A lamp with an unmistakable style and a veritable Kartell best seller; Ferrucio Laviani’s Bourgie admirably combines classicism, richness and tradition with innovation and irony. With a Baroque style, a wide shade with plissé effect that sets up a myriad play of reflections when lit and an attachment that allows it to be raised or lowered by the user, this is a lamp that is all about transformation. It is a decorative desk lamp and simple living room lighting, a sculpture but also a reading lamp that lends itself to many uses and as such is itself a strong communicator. It is no surprise that with the coming of its tenth anniversary of being in production, the team at Kartell decided to do something special for Bourgie.
This birthday celebration to pay tribute to twenty years of collaboration with Laviani and ten years of Bourgie, whilst also sparking the creative minds of the brilliant designers at Kartell, called for the team to reinterpret the lamp in a new and fun way.

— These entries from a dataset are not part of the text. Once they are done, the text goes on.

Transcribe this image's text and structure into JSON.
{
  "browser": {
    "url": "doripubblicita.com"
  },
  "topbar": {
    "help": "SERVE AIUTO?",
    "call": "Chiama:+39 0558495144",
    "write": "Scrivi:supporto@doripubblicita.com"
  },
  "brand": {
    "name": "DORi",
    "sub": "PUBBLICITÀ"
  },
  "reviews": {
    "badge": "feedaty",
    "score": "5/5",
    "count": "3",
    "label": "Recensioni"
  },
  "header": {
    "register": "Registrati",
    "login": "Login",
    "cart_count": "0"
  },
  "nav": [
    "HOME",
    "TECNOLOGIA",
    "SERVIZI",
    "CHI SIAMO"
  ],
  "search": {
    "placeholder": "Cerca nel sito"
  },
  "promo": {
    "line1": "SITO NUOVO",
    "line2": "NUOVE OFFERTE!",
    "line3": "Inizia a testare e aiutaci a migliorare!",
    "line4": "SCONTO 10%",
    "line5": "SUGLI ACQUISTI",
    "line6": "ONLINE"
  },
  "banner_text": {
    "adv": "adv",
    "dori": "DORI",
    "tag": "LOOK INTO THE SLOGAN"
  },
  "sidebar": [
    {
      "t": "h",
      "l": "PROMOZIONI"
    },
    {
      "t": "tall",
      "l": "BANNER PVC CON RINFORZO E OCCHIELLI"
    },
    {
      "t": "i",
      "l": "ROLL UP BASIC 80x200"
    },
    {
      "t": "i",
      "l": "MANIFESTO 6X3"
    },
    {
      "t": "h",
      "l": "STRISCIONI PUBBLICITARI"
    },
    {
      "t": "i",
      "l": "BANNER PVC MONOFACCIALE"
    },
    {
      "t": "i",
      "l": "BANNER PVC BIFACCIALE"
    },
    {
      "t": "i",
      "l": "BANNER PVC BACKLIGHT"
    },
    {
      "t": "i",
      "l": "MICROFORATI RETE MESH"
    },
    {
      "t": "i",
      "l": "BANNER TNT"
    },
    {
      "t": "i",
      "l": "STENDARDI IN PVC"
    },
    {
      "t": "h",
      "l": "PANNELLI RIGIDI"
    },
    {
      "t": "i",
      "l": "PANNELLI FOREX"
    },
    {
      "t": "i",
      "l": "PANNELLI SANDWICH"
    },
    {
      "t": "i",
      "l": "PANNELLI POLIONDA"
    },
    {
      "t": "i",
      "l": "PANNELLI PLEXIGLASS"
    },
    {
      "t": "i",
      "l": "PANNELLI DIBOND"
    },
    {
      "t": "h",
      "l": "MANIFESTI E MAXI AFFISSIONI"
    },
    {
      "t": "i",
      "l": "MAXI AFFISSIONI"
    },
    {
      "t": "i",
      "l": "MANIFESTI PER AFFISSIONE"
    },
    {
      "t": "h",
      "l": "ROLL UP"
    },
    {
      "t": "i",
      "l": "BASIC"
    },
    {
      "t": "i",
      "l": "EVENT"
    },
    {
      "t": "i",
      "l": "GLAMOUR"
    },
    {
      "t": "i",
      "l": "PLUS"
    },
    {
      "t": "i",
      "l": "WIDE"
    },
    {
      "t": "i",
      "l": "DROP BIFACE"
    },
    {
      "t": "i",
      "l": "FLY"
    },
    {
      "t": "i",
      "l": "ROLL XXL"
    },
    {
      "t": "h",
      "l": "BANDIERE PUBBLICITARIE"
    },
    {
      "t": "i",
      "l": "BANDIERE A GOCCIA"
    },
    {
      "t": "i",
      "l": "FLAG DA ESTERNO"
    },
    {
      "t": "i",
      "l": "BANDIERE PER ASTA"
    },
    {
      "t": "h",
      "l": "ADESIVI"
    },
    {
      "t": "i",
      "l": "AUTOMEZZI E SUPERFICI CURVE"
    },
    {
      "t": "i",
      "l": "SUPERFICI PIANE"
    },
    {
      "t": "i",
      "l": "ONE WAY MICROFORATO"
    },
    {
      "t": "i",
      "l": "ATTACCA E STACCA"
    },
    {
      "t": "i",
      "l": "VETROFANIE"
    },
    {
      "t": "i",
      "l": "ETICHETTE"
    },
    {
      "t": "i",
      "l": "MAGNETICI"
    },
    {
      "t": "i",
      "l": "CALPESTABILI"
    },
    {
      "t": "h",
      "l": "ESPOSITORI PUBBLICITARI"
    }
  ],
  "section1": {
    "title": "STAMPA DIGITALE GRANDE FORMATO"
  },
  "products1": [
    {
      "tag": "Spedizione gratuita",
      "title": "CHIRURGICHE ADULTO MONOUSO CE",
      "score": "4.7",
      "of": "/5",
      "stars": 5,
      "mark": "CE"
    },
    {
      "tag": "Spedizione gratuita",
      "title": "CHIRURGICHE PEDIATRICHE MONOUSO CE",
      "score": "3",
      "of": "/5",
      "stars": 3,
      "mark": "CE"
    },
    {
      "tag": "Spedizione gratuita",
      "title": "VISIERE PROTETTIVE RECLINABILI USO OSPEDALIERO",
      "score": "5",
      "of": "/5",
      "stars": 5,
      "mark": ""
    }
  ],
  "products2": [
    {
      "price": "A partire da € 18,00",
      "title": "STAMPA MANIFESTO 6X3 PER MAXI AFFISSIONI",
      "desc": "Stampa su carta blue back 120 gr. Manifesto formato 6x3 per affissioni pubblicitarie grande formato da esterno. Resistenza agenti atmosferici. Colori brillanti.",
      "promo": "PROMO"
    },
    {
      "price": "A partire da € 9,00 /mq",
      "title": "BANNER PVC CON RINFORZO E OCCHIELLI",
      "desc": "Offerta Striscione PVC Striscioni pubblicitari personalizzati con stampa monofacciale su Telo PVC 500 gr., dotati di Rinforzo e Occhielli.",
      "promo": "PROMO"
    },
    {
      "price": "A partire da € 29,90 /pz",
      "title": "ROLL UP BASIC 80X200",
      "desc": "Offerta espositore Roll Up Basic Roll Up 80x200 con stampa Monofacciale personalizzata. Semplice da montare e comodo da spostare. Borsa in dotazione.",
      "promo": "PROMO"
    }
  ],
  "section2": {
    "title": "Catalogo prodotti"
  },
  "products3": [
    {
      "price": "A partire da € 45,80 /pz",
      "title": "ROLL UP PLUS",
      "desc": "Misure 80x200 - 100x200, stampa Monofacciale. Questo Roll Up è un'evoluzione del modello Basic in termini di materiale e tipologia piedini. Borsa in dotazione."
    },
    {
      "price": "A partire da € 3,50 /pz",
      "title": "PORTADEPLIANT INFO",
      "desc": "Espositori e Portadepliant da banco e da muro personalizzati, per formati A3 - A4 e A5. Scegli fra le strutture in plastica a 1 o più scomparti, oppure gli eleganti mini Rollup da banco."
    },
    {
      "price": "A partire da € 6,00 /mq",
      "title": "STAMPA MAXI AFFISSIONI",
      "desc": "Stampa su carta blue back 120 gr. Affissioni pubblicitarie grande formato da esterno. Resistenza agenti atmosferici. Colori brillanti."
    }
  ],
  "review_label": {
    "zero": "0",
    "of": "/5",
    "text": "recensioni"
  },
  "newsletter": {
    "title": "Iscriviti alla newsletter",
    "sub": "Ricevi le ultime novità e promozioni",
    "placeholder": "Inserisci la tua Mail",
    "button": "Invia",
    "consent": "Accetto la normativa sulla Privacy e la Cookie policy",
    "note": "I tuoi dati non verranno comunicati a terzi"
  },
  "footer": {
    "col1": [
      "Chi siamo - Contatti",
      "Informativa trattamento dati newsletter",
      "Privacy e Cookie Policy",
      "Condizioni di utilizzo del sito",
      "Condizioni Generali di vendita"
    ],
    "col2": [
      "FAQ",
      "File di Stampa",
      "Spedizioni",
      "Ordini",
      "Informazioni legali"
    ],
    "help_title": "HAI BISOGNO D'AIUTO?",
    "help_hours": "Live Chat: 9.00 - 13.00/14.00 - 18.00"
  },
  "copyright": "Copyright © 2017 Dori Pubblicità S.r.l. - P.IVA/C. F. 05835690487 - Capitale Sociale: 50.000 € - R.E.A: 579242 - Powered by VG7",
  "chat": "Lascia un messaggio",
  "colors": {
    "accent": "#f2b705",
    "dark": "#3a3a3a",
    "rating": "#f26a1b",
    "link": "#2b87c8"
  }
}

The result is a collection of 14 versions that are currently part of a travelling exhibition. The lamp has in the short time from 2004 to the present become somewhat of a veritable design icon, a transversal and eclectic lamp that shines in any context from the contemporary to the classic. As such, it was the perfect product to play with for designers Patricia Urquiola, Piero Lissoni, Front, Mario Bellini, Alberto Meda, Lenny Kravitz, Philippe Starck, Eugeni Quitllet, Christophe Pillet, Nendo, Tokujiin Yoshioka, Patrick Jouin, Ludovica+Roberto Palomba and Rodolfo Dordoni. Together they pushed the boundaries of design and suggested alternative interpretations and executions.
Starck chose an ironic interpretation, decorating the lamp with costume jewellery and stereotypically French symbols such as The Eiffel Tower, while Pillet dressed it in an elegant all black dress of matte felt. Front suggested a sort of genetic mutation, heating up its front to reshape, creating a lamp that leans over your shoulder to give you light whilst you read.
Urquiola disassembled Bourgie’s base and suspended its parts as a chandelier, deconstructing the lamp to reform it as a pendant light. Meanwhile, Bellini fashioned two into a standard lamp complete with coat hooks and umbrella stands. Nendo had a subversive take on the original, turning it upside down and rotating the silhouette, so that their two lamps together form a space that is the upside down Bourgie lamp. They also inverted the name, christening their sculptural piece ‘Eigruob’.
Quitlett gave a gift of the traditional lamp base with a birthday cake on top, ten candles for the ten years of production. Clearly it can be seen that each designer has reimagined the lamp and given it character, creating a new personality whilst retaining its original and distinctive charm. Perhaps what best sums up this celebration of design is the message on Jouin’s lamp, which reads ‘The Future is a Present from the Past’. Laviani himself views the project as ‘a manifesto whose key message is that ideas, culture and the differences of others can render the work of an individual more interesting and contemporary.’
Happy Birthday Bourgie – don’t forget to make a wish!